From the listing below, tally the lines that include "objectives". Return only the total.

'''

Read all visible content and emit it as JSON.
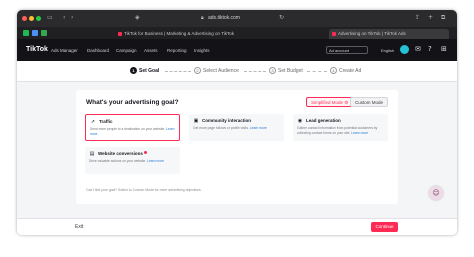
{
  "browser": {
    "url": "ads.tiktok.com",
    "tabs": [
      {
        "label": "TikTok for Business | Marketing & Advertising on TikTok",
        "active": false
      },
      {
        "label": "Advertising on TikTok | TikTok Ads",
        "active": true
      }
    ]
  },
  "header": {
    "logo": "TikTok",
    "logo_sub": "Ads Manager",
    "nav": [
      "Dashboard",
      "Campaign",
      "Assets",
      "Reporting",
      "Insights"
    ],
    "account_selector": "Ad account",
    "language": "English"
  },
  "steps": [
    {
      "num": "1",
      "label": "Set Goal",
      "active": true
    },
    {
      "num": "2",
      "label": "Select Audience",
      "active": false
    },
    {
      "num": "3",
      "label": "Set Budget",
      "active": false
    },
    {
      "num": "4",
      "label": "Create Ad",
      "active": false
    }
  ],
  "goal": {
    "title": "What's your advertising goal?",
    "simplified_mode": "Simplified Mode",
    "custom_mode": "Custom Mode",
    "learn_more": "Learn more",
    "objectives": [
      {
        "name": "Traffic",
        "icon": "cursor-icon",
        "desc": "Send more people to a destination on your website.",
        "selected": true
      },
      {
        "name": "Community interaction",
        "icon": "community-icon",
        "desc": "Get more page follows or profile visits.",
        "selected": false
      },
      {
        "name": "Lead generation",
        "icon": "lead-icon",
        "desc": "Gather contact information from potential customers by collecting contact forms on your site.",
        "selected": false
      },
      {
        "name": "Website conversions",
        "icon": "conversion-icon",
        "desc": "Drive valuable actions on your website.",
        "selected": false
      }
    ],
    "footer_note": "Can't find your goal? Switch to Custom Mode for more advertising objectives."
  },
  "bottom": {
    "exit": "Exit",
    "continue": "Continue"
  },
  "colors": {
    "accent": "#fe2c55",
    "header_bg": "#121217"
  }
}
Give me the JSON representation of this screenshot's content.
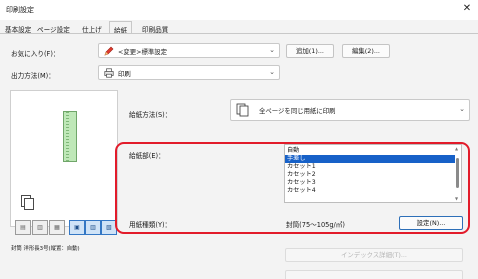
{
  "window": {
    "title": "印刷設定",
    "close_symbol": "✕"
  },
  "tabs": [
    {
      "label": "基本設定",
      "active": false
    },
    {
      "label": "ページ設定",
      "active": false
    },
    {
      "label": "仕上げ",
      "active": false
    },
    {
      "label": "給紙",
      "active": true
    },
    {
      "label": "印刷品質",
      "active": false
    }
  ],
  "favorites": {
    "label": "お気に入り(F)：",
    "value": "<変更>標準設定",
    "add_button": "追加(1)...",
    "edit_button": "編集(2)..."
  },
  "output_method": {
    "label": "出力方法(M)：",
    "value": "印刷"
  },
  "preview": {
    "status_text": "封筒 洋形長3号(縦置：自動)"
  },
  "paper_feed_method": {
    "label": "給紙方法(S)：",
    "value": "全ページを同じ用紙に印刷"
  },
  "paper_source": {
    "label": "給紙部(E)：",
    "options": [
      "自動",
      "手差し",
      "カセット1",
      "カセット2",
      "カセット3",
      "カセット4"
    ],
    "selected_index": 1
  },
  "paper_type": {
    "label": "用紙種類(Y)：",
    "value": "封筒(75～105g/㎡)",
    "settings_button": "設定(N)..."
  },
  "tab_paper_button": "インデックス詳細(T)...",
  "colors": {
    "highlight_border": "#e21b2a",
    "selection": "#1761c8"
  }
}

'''
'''

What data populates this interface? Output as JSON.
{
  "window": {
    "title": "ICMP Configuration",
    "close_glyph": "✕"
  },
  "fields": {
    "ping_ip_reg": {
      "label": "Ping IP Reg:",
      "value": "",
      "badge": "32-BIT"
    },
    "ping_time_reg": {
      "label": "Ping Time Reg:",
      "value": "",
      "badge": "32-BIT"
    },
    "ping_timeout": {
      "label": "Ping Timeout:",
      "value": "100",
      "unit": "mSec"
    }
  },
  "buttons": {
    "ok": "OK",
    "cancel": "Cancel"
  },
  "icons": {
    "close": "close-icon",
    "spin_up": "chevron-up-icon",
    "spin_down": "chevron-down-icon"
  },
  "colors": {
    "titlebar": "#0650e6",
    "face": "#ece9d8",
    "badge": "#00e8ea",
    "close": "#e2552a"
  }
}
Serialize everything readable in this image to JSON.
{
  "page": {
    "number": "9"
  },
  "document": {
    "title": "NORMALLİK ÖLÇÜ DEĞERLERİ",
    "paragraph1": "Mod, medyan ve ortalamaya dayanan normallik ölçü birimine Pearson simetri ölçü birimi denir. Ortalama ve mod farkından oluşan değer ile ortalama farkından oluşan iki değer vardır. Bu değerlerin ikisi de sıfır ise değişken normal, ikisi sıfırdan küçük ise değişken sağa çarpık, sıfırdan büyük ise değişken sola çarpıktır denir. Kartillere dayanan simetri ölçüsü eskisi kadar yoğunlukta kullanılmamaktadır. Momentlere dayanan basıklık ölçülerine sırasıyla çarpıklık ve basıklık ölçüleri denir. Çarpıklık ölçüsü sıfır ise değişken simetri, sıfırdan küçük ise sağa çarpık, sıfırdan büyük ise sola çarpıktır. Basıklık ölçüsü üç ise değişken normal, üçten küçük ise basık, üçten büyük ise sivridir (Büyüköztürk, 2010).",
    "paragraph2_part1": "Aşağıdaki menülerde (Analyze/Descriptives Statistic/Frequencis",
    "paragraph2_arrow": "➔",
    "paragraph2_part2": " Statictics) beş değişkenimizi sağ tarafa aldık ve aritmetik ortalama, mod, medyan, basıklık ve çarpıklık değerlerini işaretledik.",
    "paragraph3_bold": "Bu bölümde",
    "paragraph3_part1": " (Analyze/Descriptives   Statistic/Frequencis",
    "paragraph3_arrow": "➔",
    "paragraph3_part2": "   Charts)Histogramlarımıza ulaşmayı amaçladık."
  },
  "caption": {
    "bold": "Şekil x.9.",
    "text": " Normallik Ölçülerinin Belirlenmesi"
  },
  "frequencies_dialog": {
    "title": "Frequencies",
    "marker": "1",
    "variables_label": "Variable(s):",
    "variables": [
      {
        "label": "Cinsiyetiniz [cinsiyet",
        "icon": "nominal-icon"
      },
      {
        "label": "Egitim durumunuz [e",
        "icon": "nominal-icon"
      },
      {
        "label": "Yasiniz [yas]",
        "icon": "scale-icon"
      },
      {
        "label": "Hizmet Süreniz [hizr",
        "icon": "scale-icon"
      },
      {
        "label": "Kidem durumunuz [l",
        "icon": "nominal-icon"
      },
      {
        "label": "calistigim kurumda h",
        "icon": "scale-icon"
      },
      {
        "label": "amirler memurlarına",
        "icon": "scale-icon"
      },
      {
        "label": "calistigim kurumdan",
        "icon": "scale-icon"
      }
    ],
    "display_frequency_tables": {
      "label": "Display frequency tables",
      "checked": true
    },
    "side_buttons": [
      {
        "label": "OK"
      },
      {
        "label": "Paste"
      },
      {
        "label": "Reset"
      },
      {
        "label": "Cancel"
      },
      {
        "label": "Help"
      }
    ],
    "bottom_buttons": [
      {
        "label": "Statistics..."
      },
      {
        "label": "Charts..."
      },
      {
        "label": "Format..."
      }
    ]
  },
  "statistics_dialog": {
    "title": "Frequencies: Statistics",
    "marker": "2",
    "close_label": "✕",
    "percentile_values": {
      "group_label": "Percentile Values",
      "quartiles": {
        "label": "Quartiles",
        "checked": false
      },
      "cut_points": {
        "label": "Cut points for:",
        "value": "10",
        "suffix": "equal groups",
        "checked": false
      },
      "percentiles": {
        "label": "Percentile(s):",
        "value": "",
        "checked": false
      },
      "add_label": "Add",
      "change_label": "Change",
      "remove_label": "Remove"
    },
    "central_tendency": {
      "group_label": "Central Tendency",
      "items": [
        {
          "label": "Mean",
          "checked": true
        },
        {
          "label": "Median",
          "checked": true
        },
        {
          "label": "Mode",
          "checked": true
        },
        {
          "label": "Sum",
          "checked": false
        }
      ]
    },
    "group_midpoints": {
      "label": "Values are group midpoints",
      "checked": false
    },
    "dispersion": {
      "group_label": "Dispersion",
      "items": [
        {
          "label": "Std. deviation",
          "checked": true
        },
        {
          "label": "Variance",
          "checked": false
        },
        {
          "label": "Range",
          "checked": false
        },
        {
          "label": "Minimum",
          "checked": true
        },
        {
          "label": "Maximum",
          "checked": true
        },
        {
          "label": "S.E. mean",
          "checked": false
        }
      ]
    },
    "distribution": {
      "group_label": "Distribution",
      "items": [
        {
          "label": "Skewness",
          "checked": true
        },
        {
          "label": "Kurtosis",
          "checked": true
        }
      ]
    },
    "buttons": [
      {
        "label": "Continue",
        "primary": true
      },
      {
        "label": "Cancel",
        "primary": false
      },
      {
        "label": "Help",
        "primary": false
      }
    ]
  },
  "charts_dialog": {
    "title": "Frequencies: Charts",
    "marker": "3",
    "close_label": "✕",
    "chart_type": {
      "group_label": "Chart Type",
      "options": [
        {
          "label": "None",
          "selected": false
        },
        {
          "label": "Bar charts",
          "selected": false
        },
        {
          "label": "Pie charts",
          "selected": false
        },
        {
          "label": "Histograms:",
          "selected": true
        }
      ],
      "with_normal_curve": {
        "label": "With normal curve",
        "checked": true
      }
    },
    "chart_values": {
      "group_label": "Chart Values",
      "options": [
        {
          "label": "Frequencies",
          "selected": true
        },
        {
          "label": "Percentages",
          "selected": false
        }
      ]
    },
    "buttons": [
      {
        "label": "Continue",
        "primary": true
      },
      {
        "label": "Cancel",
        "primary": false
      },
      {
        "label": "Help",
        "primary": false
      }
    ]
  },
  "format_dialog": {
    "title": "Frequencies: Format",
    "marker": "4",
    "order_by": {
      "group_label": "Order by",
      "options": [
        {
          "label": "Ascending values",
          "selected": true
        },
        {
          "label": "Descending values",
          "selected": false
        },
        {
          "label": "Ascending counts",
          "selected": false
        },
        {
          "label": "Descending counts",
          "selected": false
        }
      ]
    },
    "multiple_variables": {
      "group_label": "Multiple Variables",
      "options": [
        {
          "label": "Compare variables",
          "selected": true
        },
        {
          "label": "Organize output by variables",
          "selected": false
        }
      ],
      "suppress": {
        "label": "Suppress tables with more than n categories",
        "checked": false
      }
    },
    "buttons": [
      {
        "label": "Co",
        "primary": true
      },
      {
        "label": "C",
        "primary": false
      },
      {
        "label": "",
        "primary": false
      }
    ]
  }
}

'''

*Reply*:
2